Dylan R. Matthews
What worries me is that I think Harvard students have convinced ourselves that we have such a theory, one that exculpates us from sacrifice while leaving us convinced that we are doing the right thing. We call it “meritocracy.”
Not a lot about politics is fair, but one thing that is, is that in well-functioning democracies like France (or really any country with a less rigid system than the United States’), policies that succeed in producing widely shared prosperity are rewarded at the ballot box.
In a situation like the current one, running a balanced budget would be positively irresponsible, a huge wasted opportunity.
Is the libertarian movement rallying against Stand Your Ground laws? Well, no.
So we’re left with a Democratic president whose domestic agenda is less ambitious than that of a Republican president from three decades ago and a Republican opposition that decries that same agenda as rank socialism.
If Romney loses what’s essentially his home state, he can’t be taken seriously as a nominee.
The idea that the absolute rights of artists mandate the enforcement of the particular copyright system the United States has adopted as of 2012 is an interesting one, but not particularly persuasive.
Taking a job at Goldman Sachs is immoral. To take a job in finance is to become complicit in a socially useless enterprise that ruins lives. You should feel bad about yourself if you do it. You will be a worse person if you do it.

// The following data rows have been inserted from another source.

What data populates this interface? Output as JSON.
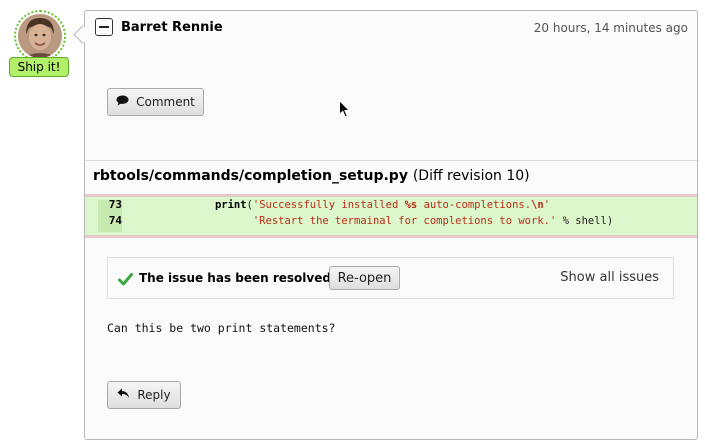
{
  "review": {
    "badge": "Ship it!",
    "author": "Barret Rennie",
    "timestamp": "20 hours, 14 minutes ago",
    "comment_button": "Comment"
  },
  "diff": {
    "file_path": "rbtools/commands/completion_setup.py",
    "revision": "(Diff revision 10)",
    "lines": [
      {
        "number": "73",
        "indent": "      ",
        "keyword": "print",
        "open": "(",
        "str_a": "'Successfully installed ",
        "esc_a": "%s",
        "str_b": " auto-completions.",
        "esc_b": "\\n",
        "str_c": "'",
        "tail": ""
      },
      {
        "number": "74",
        "indent": "            ",
        "keyword": "",
        "open": "",
        "str_a": "'Restart the termainal for completions to work.'",
        "esc_a": "",
        "str_b": "",
        "esc_b": "",
        "str_c": "",
        "tail": " % shell)"
      }
    ]
  },
  "issue": {
    "status_text": "The issue has been resolved.",
    "reopen_button": "Re-open",
    "show_all": "Show all issues",
    "status_color": "#3ca63c"
  },
  "comment": {
    "text": "Can this be two print statements?",
    "reply_button": "Reply"
  }
}
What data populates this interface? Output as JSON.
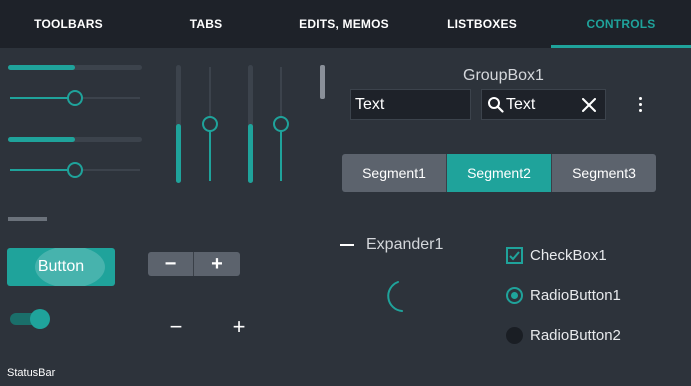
{
  "tabs": [
    {
      "label": "TOOLBARS",
      "active": false
    },
    {
      "label": "TABS",
      "active": false
    },
    {
      "label": "EDITS, MEMOS",
      "active": false
    },
    {
      "label": "LISTBOXES",
      "active": false
    },
    {
      "label": "CONTROLS",
      "active": true
    }
  ],
  "colors": {
    "accent": "#1fa39b",
    "background": "#2d333b",
    "tabbar": "#1e2229",
    "button_gray": "#5c636d"
  },
  "controls": {
    "progress_1": 0.5,
    "slider_1": 0.5,
    "progress_2": 0.5,
    "slider_2": 0.5,
    "vprogress_1": 0.5,
    "vslider_1": 0.5,
    "vprogress_2": 0.5,
    "vslider_2": 0.5,
    "button_label": "Button",
    "toggle_on": true,
    "stepper_minus": "−",
    "stepper_plus": "+",
    "minus_glyph": "−",
    "plus_glyph": "+"
  },
  "groupbox": {
    "title": "GroupBox1",
    "edit_value": "Text",
    "search_value": "Text",
    "search_icon": "search-icon",
    "clear_icon": "close-icon",
    "menu_icon": "more-vertical-icon"
  },
  "segments": [
    {
      "label": "Segment1",
      "active": false
    },
    {
      "label": "Segment2",
      "active": true
    },
    {
      "label": "Segment3",
      "active": false
    }
  ],
  "expander": {
    "label": "Expander1",
    "icon": "minus-icon"
  },
  "checkbox": {
    "label": "CheckBox1",
    "checked": true
  },
  "radios": [
    {
      "label": "RadioButton1",
      "checked": true
    },
    {
      "label": "RadioButton2",
      "checked": false
    }
  ],
  "statusbar": {
    "text": "StatusBar"
  }
}
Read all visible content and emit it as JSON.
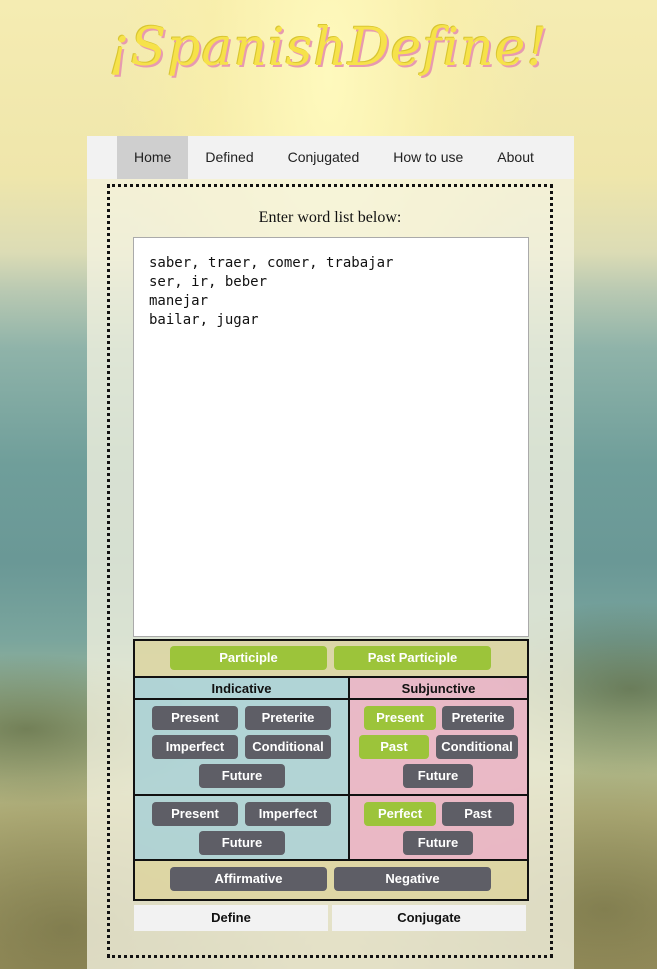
{
  "logo": "¡SpanishDefine!",
  "nav": {
    "items": [
      "Home",
      "Defined",
      "Conjugated",
      "How to use",
      "About"
    ]
  },
  "prompt": "Enter word list below:",
  "word_list": "saber, traer, comer, trabajar\nser, ir, beber\nmanejar\nbailar, jugar",
  "participle": {
    "participle": "Participle",
    "past_participle": "Past Participle"
  },
  "headers": {
    "indicative": "Indicative",
    "subjunctive": "Subjunctive"
  },
  "indicative": {
    "present": "Present",
    "preterite": "Preterite",
    "imperfect": "Imperfect",
    "conditional": "Conditional",
    "future": "Future"
  },
  "subjunctive": {
    "present": "Present",
    "preterite": "Preterite",
    "past": "Past",
    "conditional": "Conditional",
    "future": "Future"
  },
  "ind_secondary": {
    "present": "Present",
    "imperfect": "Imperfect",
    "future": "Future"
  },
  "subj_secondary": {
    "perfect": "Perfect",
    "past": "Past",
    "future": "Future"
  },
  "imperative": {
    "affirmative": "Affirmative",
    "negative": "Negative"
  },
  "actions": {
    "define": "Define",
    "conjugate": "Conjugate"
  },
  "colors": {
    "selected": "#9cc43a",
    "unselected": "#5e5e66",
    "indicative_bg": "#a0cdd7",
    "subjunctive_bg": "#ebaac3",
    "logo": "#f6e24a"
  }
}
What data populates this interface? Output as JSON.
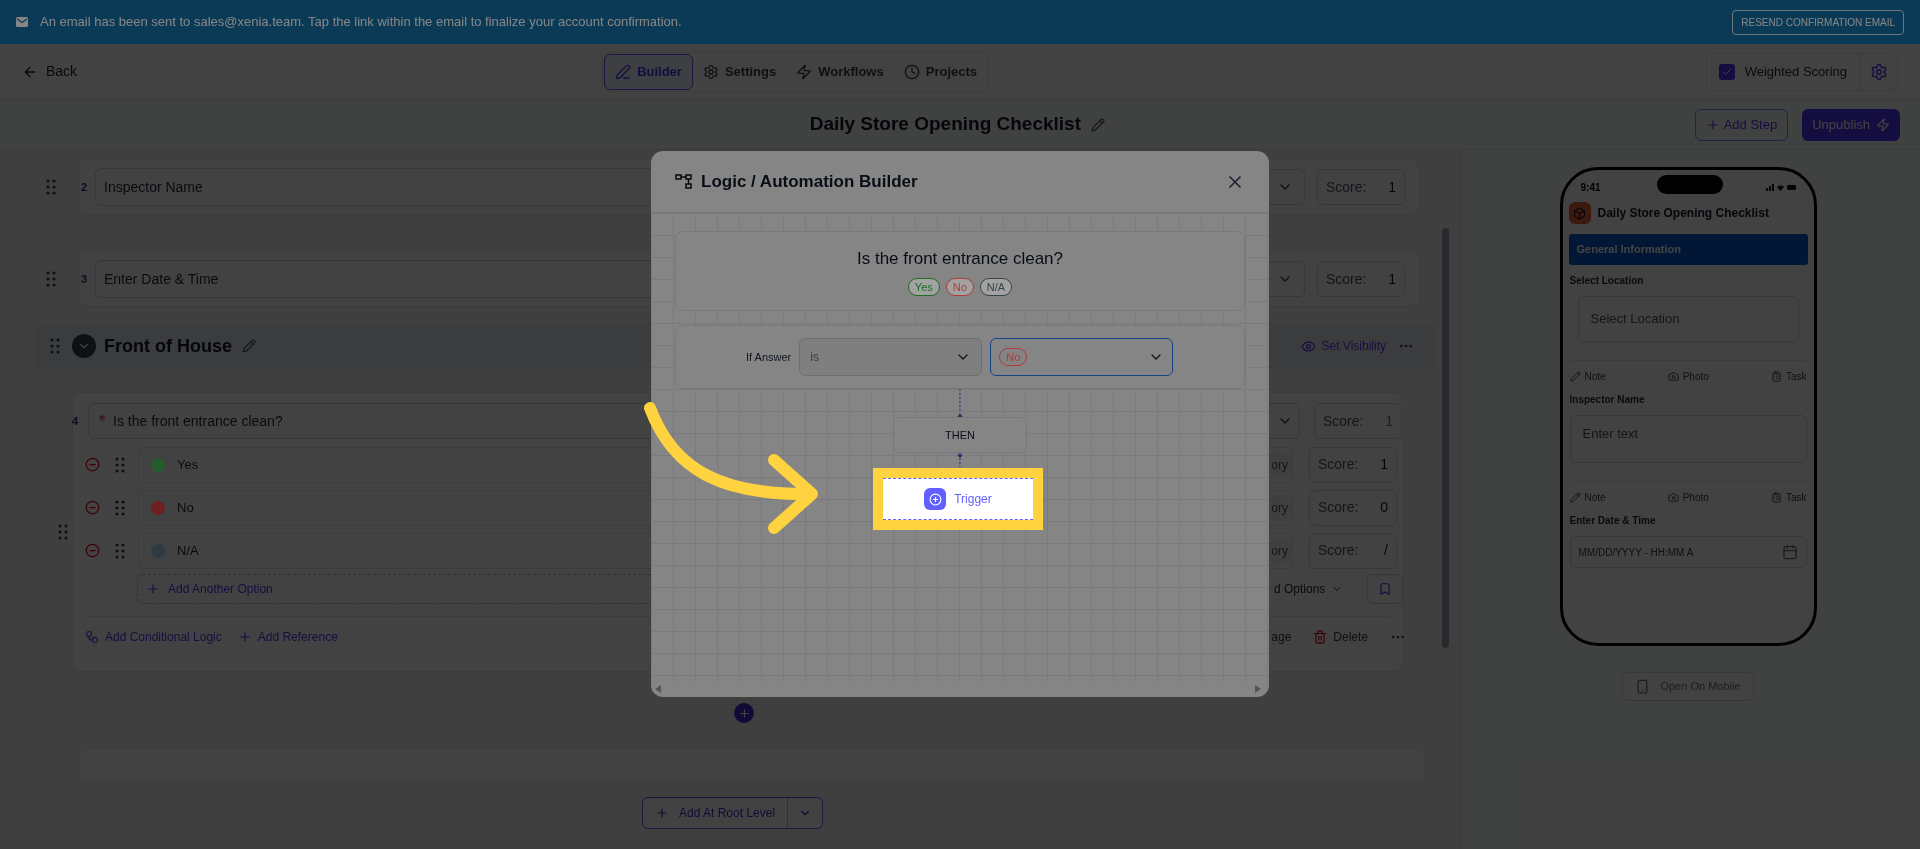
{
  "banner": {
    "message": "An email has been sent to sales@xenia.team. Tap the link within the email to finalize your account confirmation.",
    "button": "RESEND CONFIRMATION EMAIL"
  },
  "header": {
    "back": "Back",
    "tabs": [
      {
        "label": "Builder",
        "selected": true
      },
      {
        "label": "Settings",
        "selected": false
      },
      {
        "label": "Workflows",
        "selected": false
      },
      {
        "label": "Projects",
        "selected": false
      }
    ],
    "weighted_scoring": {
      "label": "Weighted Scoring",
      "checked": true
    }
  },
  "title_bar": {
    "title": "Daily Store Opening Checklist",
    "add_step": "Add Step",
    "unpublish": "Unpublish"
  },
  "editor": {
    "questions": [
      {
        "number": "2",
        "title": "Inspector Name",
        "score_label": "Score:",
        "score": "1"
      },
      {
        "number": "3",
        "title": "Enter Date & Time",
        "score_label": "Score:",
        "score": "1"
      }
    ],
    "section": {
      "title": "Front of House",
      "set_visibility": "Set Visibility"
    },
    "question": {
      "number": "4",
      "required": true,
      "title": "Is the front entrance clean?",
      "score_label": "Score:",
      "score": "1",
      "options": [
        {
          "label": "Yes",
          "color": "#245c2a",
          "category": "ory",
          "score_label": "Score:",
          "score": "1"
        },
        {
          "label": "No",
          "color": "#6e1f1f",
          "category": "ory",
          "score_label": "Score:",
          "score": "0"
        },
        {
          "label": "N/A",
          "color": "#2f3b42",
          "category": "ory",
          "score_label": "Score:",
          "score": "/"
        }
      ],
      "add_option": "Add Another Option",
      "advanced_options": "d Options",
      "conditional_logic": "Add Conditional Logic",
      "reference": "Add Reference",
      "image": "age",
      "delete": "Delete"
    },
    "add_root": "Add At Root Level"
  },
  "modal": {
    "title": "Logic / Automation Builder",
    "question": "Is the front entrance clean?",
    "answers": [
      {
        "label": "Yes",
        "color": "#1e6b22"
      },
      {
        "label": "No",
        "color": "#b03a3a"
      },
      {
        "label": "N/A",
        "color": "#36434a"
      }
    ],
    "condition_label": "If Answer",
    "operator": "is",
    "value": {
      "label": "No",
      "color": "#b03a3a"
    },
    "then": "THEN",
    "trigger": "Trigger"
  },
  "preview": {
    "time": "9:41",
    "title": "Daily Store Opening Checklist",
    "section": "General Information",
    "fields": [
      {
        "kind": "select",
        "label": "Select Location",
        "placeholder": "Select Location",
        "actions": [
          "Note",
          "Photo",
          "Task"
        ]
      },
      {
        "kind": "text",
        "label": "Inspector Name",
        "placeholder": "Enter text",
        "actions": [
          "Note",
          "Photo",
          "Task"
        ]
      },
      {
        "kind": "datetime",
        "label": "Enter Date & Time",
        "placeholder": "MM/DD/YYYY - HH:MM A"
      }
    ],
    "open_mobile": "Open On Mobile"
  }
}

If universal programs aren’t safe anymore, what is?
Occupy Harvard’s detractors should also stop cloaking their opposition in Harvard’s progressive financial aid provisions. Yes, Harvard’s financial aid policies are commendable, but the Harvard student body is hardly representative of all economic classes. About 70 percent of Harvard students receive financial aid—but 30 percent do not.
If you’re going to be disappointed with someone, then, be disappointed with the Republicans and moderate Democrats in Congress who derailed Obama’s agenda.
Occupy Wall Street could have become relevant through backing Obama’s jobs bill.
Jobs was a model of wealth acquired not due to highly leveraged, socially prestigious gambling, but due to actual inventiveness.
The deck is currently stacked against decisive action to aid recovery. It’s time to stack it in favor.
The public financing system will lose its bite if, due to Obama’s success or Republicans’ ideological stance, it becomes the norm for candidates to reject it.